**Try it:** Take every line of the material and reproduce it exactly.

**The input:**
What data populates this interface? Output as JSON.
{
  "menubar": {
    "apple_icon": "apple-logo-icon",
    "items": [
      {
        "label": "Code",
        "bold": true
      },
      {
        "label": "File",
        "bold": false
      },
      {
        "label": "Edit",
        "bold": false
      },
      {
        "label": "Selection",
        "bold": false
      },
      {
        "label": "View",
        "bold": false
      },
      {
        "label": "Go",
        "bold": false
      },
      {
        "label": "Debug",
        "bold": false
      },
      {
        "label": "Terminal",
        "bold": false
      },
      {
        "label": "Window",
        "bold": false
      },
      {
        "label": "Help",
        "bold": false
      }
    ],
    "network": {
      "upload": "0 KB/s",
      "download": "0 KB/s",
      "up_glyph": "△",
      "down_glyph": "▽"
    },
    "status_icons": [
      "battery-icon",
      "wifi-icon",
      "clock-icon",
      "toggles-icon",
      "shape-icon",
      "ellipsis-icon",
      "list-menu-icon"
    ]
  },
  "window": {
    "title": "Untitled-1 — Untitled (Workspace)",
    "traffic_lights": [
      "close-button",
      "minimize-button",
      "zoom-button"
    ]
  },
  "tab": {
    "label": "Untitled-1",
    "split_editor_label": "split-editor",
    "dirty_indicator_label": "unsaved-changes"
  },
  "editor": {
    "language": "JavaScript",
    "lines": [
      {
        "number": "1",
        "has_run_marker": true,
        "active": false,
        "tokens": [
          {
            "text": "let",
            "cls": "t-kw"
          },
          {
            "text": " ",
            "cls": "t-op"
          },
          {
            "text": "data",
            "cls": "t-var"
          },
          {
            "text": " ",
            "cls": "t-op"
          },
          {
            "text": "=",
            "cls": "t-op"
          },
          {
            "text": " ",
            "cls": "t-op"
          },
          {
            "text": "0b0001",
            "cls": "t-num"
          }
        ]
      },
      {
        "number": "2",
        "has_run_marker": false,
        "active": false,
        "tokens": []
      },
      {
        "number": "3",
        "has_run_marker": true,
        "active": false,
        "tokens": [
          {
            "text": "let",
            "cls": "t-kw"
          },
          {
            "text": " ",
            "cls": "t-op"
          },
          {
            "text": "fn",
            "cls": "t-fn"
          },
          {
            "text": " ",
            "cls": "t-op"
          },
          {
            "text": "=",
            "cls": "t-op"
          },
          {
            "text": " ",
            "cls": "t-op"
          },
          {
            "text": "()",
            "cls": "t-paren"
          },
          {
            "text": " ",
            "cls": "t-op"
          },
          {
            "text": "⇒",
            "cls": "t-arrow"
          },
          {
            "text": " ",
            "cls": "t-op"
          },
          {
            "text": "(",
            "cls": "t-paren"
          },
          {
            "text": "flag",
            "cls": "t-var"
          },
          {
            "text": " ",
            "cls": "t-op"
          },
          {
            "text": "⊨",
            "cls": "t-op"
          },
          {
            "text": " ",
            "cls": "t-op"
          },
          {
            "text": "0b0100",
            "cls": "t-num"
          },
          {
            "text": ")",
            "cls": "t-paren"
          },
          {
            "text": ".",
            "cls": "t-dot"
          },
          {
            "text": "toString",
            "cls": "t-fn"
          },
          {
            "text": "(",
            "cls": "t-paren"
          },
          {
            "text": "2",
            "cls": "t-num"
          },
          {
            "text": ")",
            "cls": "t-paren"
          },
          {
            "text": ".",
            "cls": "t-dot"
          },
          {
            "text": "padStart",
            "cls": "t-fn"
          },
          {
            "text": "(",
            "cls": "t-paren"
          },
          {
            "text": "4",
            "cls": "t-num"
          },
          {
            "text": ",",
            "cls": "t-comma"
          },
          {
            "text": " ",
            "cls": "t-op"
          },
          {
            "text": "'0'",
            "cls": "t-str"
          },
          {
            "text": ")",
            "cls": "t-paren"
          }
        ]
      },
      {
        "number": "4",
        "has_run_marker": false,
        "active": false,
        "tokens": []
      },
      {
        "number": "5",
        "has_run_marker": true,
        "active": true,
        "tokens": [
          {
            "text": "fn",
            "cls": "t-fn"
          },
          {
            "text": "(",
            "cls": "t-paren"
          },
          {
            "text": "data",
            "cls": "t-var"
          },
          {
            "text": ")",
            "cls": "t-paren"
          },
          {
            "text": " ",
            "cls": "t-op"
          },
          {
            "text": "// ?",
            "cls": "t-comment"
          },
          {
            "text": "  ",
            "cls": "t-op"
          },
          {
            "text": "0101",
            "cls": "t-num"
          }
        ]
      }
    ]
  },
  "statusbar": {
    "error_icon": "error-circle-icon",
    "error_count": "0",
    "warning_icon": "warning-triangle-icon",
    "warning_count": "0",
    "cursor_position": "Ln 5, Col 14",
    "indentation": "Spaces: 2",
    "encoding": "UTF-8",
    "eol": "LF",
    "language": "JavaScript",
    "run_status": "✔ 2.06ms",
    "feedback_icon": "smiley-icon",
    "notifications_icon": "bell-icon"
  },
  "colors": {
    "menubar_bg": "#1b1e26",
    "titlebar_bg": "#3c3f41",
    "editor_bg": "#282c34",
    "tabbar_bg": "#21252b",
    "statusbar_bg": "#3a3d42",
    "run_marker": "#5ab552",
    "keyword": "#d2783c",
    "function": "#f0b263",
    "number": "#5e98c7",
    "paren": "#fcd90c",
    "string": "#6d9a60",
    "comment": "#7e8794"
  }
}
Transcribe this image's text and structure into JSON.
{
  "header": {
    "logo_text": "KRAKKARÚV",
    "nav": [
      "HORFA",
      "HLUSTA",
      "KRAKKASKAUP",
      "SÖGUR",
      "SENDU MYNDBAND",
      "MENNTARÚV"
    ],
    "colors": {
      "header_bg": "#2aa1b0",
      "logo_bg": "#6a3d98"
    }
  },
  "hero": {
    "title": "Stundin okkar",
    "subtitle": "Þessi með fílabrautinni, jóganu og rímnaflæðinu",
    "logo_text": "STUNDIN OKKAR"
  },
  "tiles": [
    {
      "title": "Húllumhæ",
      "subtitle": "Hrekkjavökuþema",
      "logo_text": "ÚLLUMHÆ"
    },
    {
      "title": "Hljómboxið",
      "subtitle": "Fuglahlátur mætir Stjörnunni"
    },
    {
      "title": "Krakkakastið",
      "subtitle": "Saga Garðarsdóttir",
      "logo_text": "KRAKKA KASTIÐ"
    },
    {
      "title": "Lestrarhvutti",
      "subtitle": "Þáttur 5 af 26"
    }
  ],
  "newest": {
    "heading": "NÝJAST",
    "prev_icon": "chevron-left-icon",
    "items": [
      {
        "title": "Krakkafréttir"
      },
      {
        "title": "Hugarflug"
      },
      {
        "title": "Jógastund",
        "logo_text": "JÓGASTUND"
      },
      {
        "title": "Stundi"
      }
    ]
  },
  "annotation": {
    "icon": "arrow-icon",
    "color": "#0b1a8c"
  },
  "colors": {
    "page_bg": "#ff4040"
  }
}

**Expected answer:**
What data populates this interface? Output as JSON.
{
  "menubar": {
    "apple_icon": "apple-logo-icon",
    "items": [
      {
        "label": "Code",
        "bold": true
      },
      {
        "label": "File",
        "bold": false
      },
      {
        "label": "Edit",
        "bold": false
      },
      {
        "label": "Selection",
        "bold": false
      },
      {
        "label": "View",
        "bold": false
      },
      {
        "label": "Go",
        "bold": false
      },
      {
        "label": "Debug",
        "bold": false
      },
      {
        "label": "Terminal",
        "bold": false
      },
      {
        "label": "Window",
        "bold": false
      },
      {
        "label": "Help",
        "bold": false
      }
    ],
    "network": {
      "upload": "0 KB/s",
      "download": "0 KB/s",
      "up_glyph": "△",
      "down_glyph": "▽"
    },
    "status_icons": [
      "battery-icon",
      "wifi-icon",
      "clock-icon",
      "toggles-icon",
      "shape-icon",
      "ellipsis-icon",
      "list-menu-icon"
    ]
  },
  "window": {
    "title": "Untitled-1 — Untitled (Workspace)",
    "traffic_lights": [
      "close-button",
      "minimize-button",
      "zoom-button"
    ]
  },
  "tab": {
    "label": "Untitled-1",
    "split_editor_label": "split-editor",
    "dirty_indicator_label": "unsaved-changes"
  },
  "editor": {
    "language": "JavaScript",
    "lines": [
      {
        "number": "1",
        "has_run_marker": true,
        "active": false,
        "tokens": [
          {
            "text": "let",
            "cls": "t-kw"
          },
          {
            "text": " ",
            "cls": "t-op"
          },
          {
            "text": "data",
            "cls": "t-var"
          },
          {
            "text": " ",
            "cls": "t-op"
          },
          {
            "text": "=",
            "cls": "t-op"
          },
          {
            "text": " ",
            "cls": "t-op"
          },
          {
            "text": "0b0001",
            "cls": "t-num"
          }
        ]
      },
      {
        "number": "2",
        "has_run_marker": false,
        "active": false,
        "tokens": []
      },
      {
        "number": "3",
        "has_run_marker": true,
        "active": false,
        "tokens": [
          {
            "text": "let",
            "cls": "t-kw"
          },
          {
            "text": " ",
            "cls": "t-op"
          },
          {
            "text": "fn",
            "cls": "t-fn"
          },
          {
            "text": " ",
            "cls": "t-op"
          },
          {
            "text": "=",
            "cls": "t-op"
          },
          {
            "text": " ",
            "cls": "t-op"
          },
          {
            "text": "()",
            "cls": "t-paren"
          },
          {
            "text": " ",
            "cls": "t-op"
          },
          {
            "text": "⇒",
            "cls": "t-arrow"
          },
          {
            "text": " ",
            "cls": "t-op"
          },
          {
            "text": "(",
            "cls": "t-paren"
          },
          {
            "text": "flag",
            "cls": "t-var"
          },
          {
            "text": " ",
            "cls": "t-op"
          },
          {
            "text": "⊨",
            "cls": "t-op"
          },
          {
            "text": " ",
            "cls": "t-op"
          },
          {
            "text": "0b0100",
            "cls": "t-num"
          },
          {
            "text": ")",
            "cls": "t-paren"
          },
          {
            "text": ".",
            "cls": "t-dot"
          },
          {
            "text": "toString",
            "cls": "t-fn"
          },
          {
            "text": "(",
            "cls": "t-paren"
          },
          {
            "text": "2",
            "cls": "t-num"
          },
          {
            "text": ")",
            "cls": "t-paren"
          },
          {
            "text": ".",
            "cls": "t-dot"
          },
          {
            "text": "padStart",
            "cls": "t-fn"
          },
          {
            "text": "(",
            "cls": "t-paren"
          },
          {
            "text": "4",
            "cls": "t-num"
          },
          {
            "text": ",",
            "cls": "t-comma"
          },
          {
            "text": " ",
            "cls": "t-op"
          },
          {
            "text": "'0'",
            "cls": "t-str"
          },
          {
            "text": ")",
            "cls": "t-paren"
          }
        ]
      },
      {
        "number": "4",
        "has_run_marker": false,
        "active": false,
        "tokens": []
      },
      {
        "number": "5",
        "has_run_marker": true,
        "active": true,
        "tokens": [
          {
            "text": "fn",
            "cls": "t-fn"
          },
          {
            "text": "(",
            "cls": "t-paren"
          },
          {
            "text": "data",
            "cls": "t-var"
          },
          {
            "text": ")",
            "cls": "t-paren"
          },
          {
            "text": " ",
            "cls": "t-op"
          },
          {
            "text": "// ?",
            "cls": "t-comment"
          },
          {
            "text": "  ",
            "cls": "t-op"
          },
          {
            "text": "0101",
            "cls": "t-num"
          }
        ]
      }
    ]
  },
  "statusbar": {
    "error_icon": "error-circle-icon",
    "error_count": "0",
    "warning_icon": "warning-triangle-icon",
    "warning_count": "0",
    "cursor_position": "Ln 5, Col 14",
    "indentation": "Spaces: 2",
    "encoding": "UTF-8",
    "eol": "LF",
    "language": "JavaScript",
    "run_status": "✔ 2.06ms",
    "feedback_icon": "smiley-icon",
    "notifications_icon": "bell-icon"
  },
  "colors": {
    "menubar_bg": "#1b1e26",
    "titlebar_bg": "#3c3f41",
    "editor_bg": "#282c34",
    "tabbar_bg": "#21252b",
    "statusbar_bg": "#3a3d42",
    "run_marker": "#5ab552",
    "keyword": "#d2783c",
    "function": "#f0b263",
    "number": "#5e98c7",
    "paren": "#fcd90c",
    "string": "#6d9a60",
    "comment": "#7e8794"
  }
}
Transcribe this image's text and structure into JSON.
{
  "header": {
    "logo_text": "KRAKKARÚV",
    "nav": [
      "HORFA",
      "HLUSTA",
      "KRAKKASKAUP",
      "SÖGUR",
      "SENDU MYNDBAND",
      "MENNTARÚV"
    ],
    "colors": {
      "header_bg": "#2aa1b0",
      "logo_bg": "#6a3d98"
    }
  },
  "hero": {
    "title": "Stundin okkar",
    "subtitle": "Þessi með fílabrautinni, jóganu og rímnaflæðinu",
    "logo_text": "STUNDIN OKKAR"
  },
  "tiles": [
    {
      "title": "Húllumhæ",
      "subtitle": "Hrekkjavökuþema",
      "logo_text": "ÚLLUMHÆ"
    },
    {
      "title": "Hljómboxið",
      "subtitle": "Fuglahlátur mætir Stjörnunni"
    },
    {
      "title": "Krakkakastið",
      "subtitle": "Saga Garðarsdóttir",
      "logo_text": "KRAKKA KASTIÐ"
    },
    {
      "title": "Lestrarhvutti",
      "subtitle": "Þáttur 5 af 26"
    }
  ],
  "newest": {
    "heading": "NÝJAST",
    "prev_icon": "chevron-left-icon",
    "items": [
      {
        "title": "Krakkafréttir"
      },
      {
        "title": "Hugarflug"
      },
      {
        "title": "Jógastund",
        "logo_text": "JÓGASTUND"
      },
      {
        "title": "Stundi"
      }
    ]
  },
  "annotation": {
    "icon": "arrow-icon",
    "color": "#0b1a8c"
  },
  "colors": {
    "page_bg": "#ff4040"
  }
}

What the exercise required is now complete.